- Virtual “notice board” for companywide messages and sharing
Feeling part of a team is vital to motivation and those chats around the kitchen area may well be the first thing people miss as they work from home. We use a group on our online company noticeboard for everyone to share family photos, cartoons, and jokes along with other spaces for more specialised interests such as baking and crafts. A virtual after work drink or activity helps too. Without an office space, making the time for these personal connections is key to keeping teams connected with each other.

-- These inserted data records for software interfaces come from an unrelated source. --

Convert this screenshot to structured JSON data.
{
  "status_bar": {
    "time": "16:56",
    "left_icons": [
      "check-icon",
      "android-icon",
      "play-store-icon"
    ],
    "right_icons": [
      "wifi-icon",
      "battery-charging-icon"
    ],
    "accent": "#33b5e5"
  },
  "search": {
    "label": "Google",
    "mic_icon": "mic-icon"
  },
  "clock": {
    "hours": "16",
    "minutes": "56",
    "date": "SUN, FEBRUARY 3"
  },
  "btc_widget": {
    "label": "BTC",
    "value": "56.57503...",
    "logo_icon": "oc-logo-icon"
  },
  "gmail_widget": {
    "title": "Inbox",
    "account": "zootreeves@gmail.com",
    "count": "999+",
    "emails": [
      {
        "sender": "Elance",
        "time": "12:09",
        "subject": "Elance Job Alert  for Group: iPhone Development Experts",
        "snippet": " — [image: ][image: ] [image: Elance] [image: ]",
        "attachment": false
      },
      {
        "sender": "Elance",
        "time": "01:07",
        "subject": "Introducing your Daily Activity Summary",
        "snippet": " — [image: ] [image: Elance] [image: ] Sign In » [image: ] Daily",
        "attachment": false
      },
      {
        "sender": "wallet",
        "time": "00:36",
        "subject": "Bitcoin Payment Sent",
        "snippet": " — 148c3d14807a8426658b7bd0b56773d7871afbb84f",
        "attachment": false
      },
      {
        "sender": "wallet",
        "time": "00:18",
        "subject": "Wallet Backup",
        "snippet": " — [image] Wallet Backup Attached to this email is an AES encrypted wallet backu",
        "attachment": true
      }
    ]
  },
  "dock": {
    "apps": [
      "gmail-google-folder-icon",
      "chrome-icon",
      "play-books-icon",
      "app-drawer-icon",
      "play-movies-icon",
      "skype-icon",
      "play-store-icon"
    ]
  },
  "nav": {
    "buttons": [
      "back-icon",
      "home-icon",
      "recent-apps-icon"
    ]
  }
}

We have all heard the light-hearted comments about being productive in your pyjamas when a colleague works from home, but if these jokes become a perceived pressure then that becomes added stress for your team and can perpetuate the myth that working from home is not productive. Tessitura Network has grown from working with one organisation to now over 700 arts and cultural organisations in ten countries through a team that are all based from home. We know for a fact that where you work does not impact productivity – keeping your team motivated and engaged does. Trusting that your team will continue to deliver and knowing they trust you to support them is most important.
Regardless of location, being passionate about your role is the ultimate in motivation. As a not-for-profit organisation we live by our mission to advance the business of arts and culture. Every team member is committed to that mission because they understand their part in achieving it. They understand because we talk openly and honestly, provide tools and trust each other, which is what being part of a team is all about.
A new world is emerging with new ways of working. Trust that if you communicate openly, and provide the space and tools to connect, your team will continue to be motivated and be ready for whatever comes next.